Relatively warm sea temperatures (for example, Split’s sea temperature ranges from 14° C-25° C), mean Croatia is perfect for people who love to swim in the ocean. The climate in Croatia is typically Mediterranean, which means that it experiences beautifully warm and sunny weather during the summer and a cooler, occasionally wet, winter. Because of this, there are three distinct seasons in Croatia: the low season, two shoulder seasons and the high season.
In Croatia, the peak tourist season is also known as high season, when the weather is at its best. However, there are still lots of lovely opportunities in Croatia during the low season and shoulder seasons.
The high season runs from mid-June to mid-September, with tourists usually visiting during the last week of July and the first two weeks of August. We recommend you avoid travelling to Croatia during these peak three weeks. You will find the summer months are a perfect time to make the most of Croatia’s impressive coastline, then cool off with a dip in the sea. The weather is very hot and sunny, with temperatures ranging from high 20° C to mid-30° C. The sea is also warm – averaging about 24° C. However, there are two downsides to visiting during the high season:
1. Cost: As it is peak tourist season, the prices of food, accommodation and excursions tend to be higher at this time of year.
2. Annual holiday: The summer is when most Europeans take their holidays, so you may find that some restaurants and cafes have ‘shut up shop’ to take their own break.
Alongside sunbathing and sea swimming, there are a plethora of activities to keep you occupied during a stay in Croatia in the high season.
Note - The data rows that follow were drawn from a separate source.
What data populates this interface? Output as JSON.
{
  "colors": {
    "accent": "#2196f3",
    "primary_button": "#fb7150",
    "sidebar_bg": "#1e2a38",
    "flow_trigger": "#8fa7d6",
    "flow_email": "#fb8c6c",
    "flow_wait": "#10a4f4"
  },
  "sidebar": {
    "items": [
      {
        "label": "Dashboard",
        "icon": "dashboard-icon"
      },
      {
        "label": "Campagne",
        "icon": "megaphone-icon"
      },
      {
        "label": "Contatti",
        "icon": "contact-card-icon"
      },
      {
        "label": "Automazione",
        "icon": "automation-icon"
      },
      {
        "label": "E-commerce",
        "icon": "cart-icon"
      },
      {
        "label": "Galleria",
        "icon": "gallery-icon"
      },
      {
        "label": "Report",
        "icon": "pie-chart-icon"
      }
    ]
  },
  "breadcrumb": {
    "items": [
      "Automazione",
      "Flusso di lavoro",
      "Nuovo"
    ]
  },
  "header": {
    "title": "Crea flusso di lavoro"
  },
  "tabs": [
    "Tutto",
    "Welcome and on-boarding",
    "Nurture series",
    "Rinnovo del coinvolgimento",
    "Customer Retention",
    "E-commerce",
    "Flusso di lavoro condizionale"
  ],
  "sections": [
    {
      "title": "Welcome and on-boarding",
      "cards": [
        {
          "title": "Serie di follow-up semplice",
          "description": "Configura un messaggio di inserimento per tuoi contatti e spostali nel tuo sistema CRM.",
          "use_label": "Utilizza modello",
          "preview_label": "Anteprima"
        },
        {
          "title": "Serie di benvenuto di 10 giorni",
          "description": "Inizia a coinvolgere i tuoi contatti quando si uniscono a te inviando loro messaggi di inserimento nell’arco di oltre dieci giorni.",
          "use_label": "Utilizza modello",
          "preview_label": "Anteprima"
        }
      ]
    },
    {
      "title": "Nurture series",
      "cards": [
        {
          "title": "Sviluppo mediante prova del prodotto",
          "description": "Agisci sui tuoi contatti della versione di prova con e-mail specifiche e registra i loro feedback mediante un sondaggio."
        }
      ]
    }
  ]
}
One of our favourites is ticking off the UNESCO World Heritage sites; for such a small country, Croatia is home to eight of these landmarks.
Known as ‘The Pearl of the Adriatic’, Dubrovnik is situated on the Dalmatian Coast to the south of the country. It became an important Mediterranean sea power from the 13th century onwards. The stone walls of the Old City, built between the 11th and the 17th centuries, are remarkably well preserved and offer fantastic views of the city and surrounding lush green islands. It is also home to the Dubrovnik Summer Festival, which takes place in July and August. Game of Thrones fans will love taking a themed tour to see the locations for the fictional King’s Landing and Qarth.
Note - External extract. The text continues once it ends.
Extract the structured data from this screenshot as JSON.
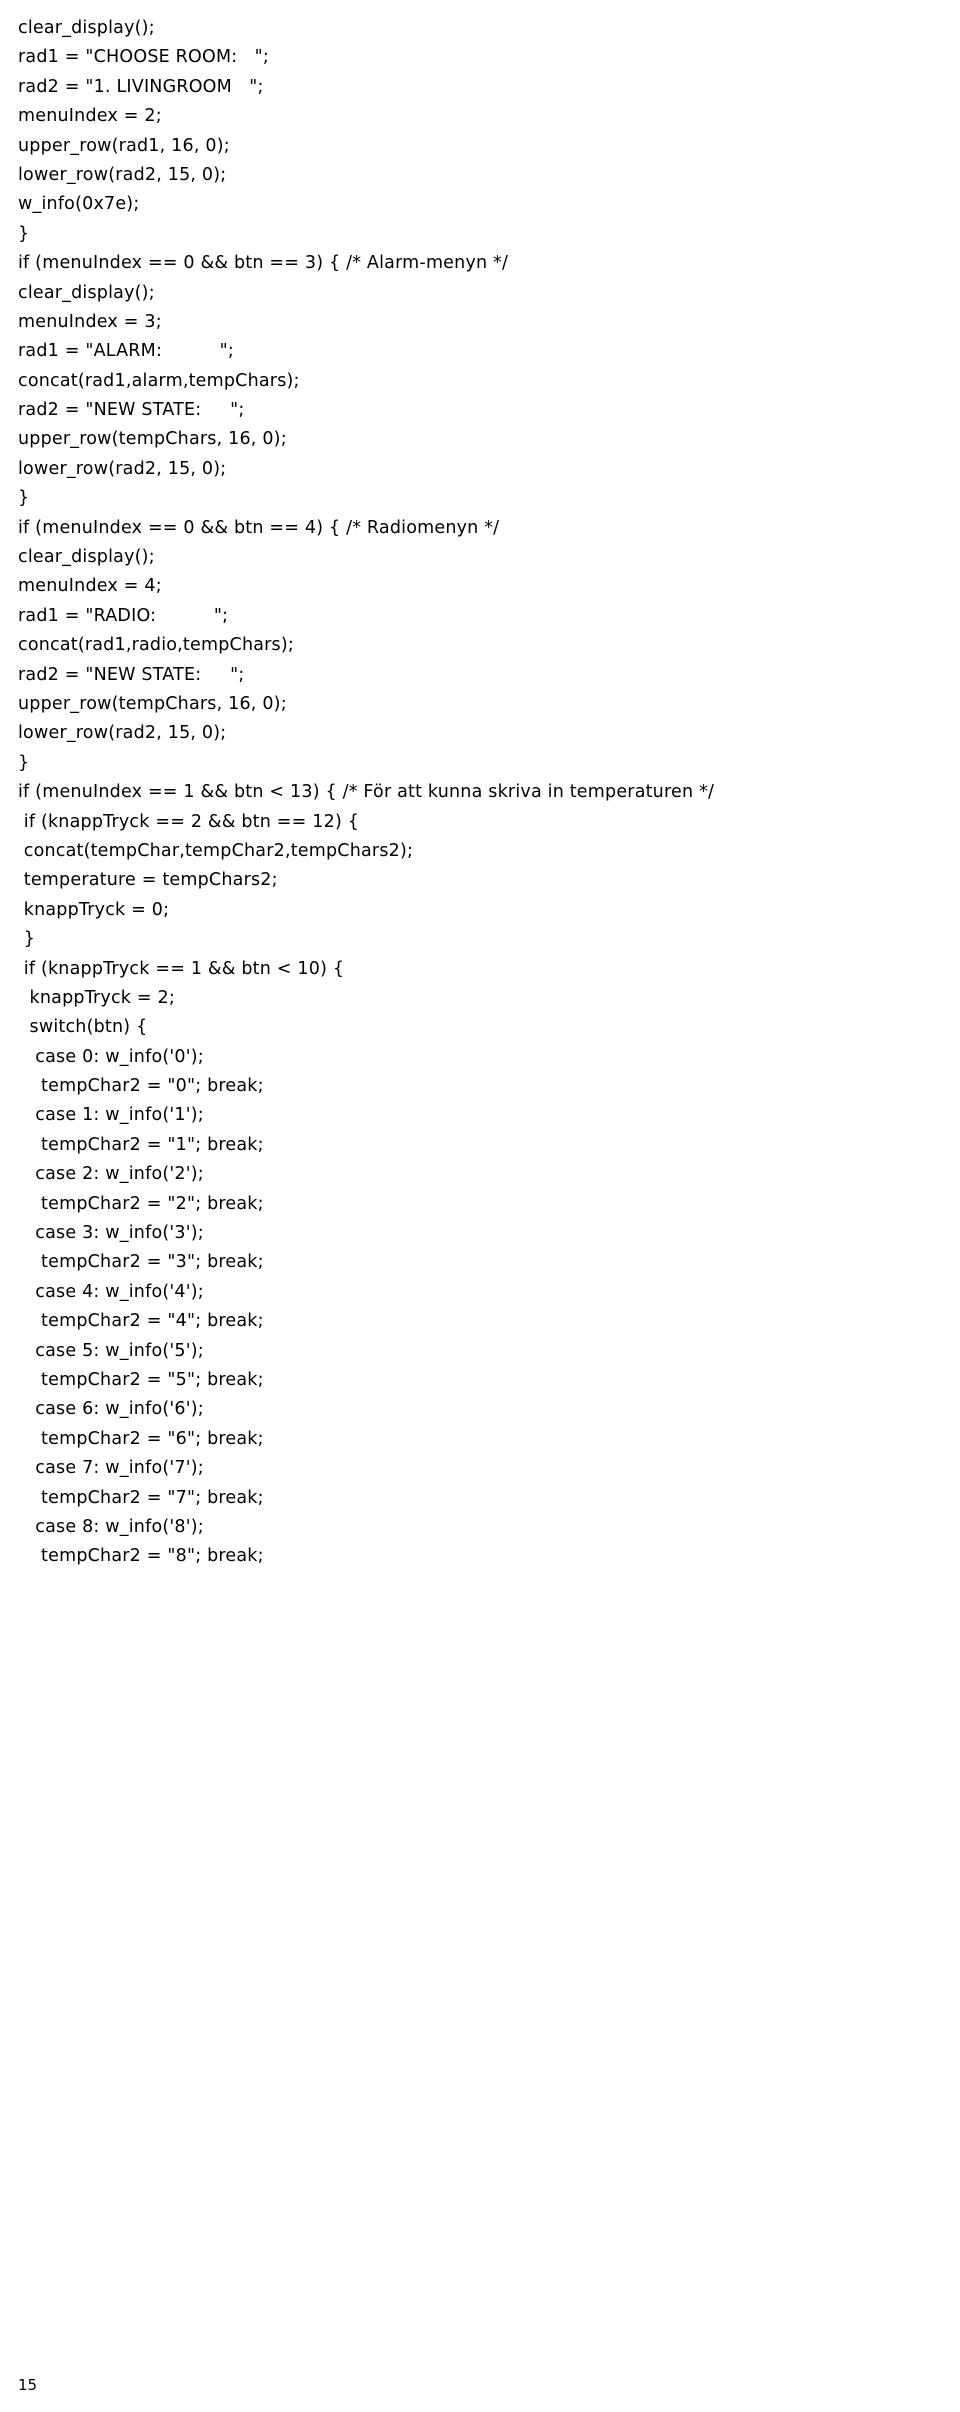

Three different architects were responsible for building the Cathedral of St James in Šibenik, located on the Dalmatian coast. They used a fusion of styles from across the 15th and 16th centuries, so the building now has both Gothic and Renaissance influences. The result is a unique, distinctive destination. Look out for the remarkable frieze with its 71 sculpted faces.
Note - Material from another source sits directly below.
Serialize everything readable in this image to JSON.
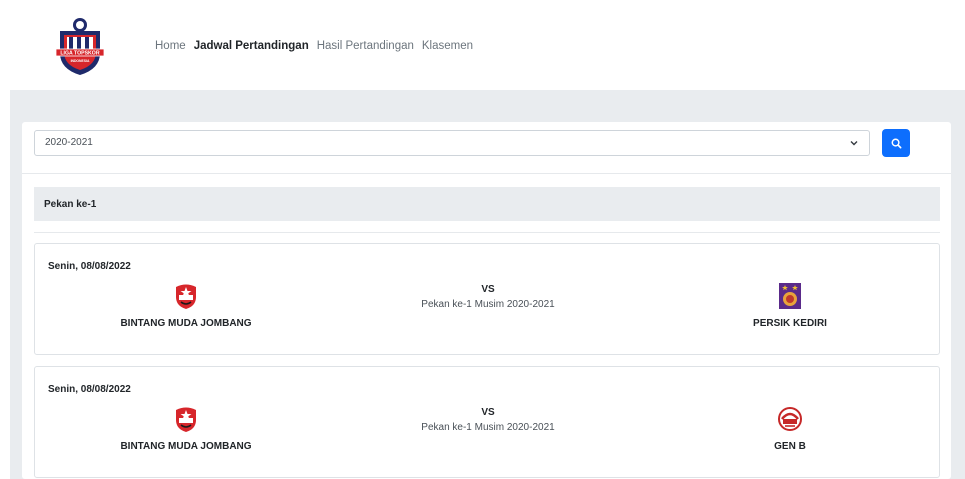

There are two shoulder seasons in Croatia: the first runs from May to mid-June and the second from mid-September through October. It is an excellent time of year to visit, as all activities, restaurants and hotels are open to receiving guests at this time. The temperature dips a little, averaging low 20°C, with slightly chillier nights. The sea cools down too, but there are plenty of swimming pools to jump into if you prefer. Plus, all of the sights are much less busy at these times.
One of the best events during the shoulder seasons is the Zagreb Beer Fest. The festival is not just a celebration of the drink, but also a major free music event, and it is one of the top attractions in Croatia. It takes place at the end of May and offers a wide selection of Croatian beers, loads of live concerts and fantastic music throughout. It is a great way to chill out and absorb some local culture.
Spanning November to April, the low or winter season in Croatia tends to be quiet and is not an ideal time to visit if you are looking for outdoor adventures. Many hotels, restaurants and activities are closed, so there is less to do. In addition, the beaches tend to be a lot quieter, due to the colder weather – which has an average temperature of 10° C. There also tends to be a fair amount of rain, which may put some travellers off. The best place to visit in winter is Zagreb, as it is the only place in Croatia that remains buzzing at the time of year.
Although it is the capital, Zagreb is surprisingly often overlooked by tourists. It does not have access to any beaches but is home to a large variety of restaurants, bars, cafes and shopping opportunities. It is an ideal destination for a short winter getaway and the perfect place to sample the culinary delights of Croatia.
What you pack should depend on the time of year you visit. We recommend the following items for various seasons:
- Sun cream
- A hat
- Water bottle
- Waterproof shoes for getting across pebbly beaches and taking a dip in the sea
- An extra layer, as the weather can change quickly
- Your driving licence and insurance details, if you are planning to hire a car
- Warm clothes
- Waterproof jacket
- Swimsuit for visiting one of the fantastic spas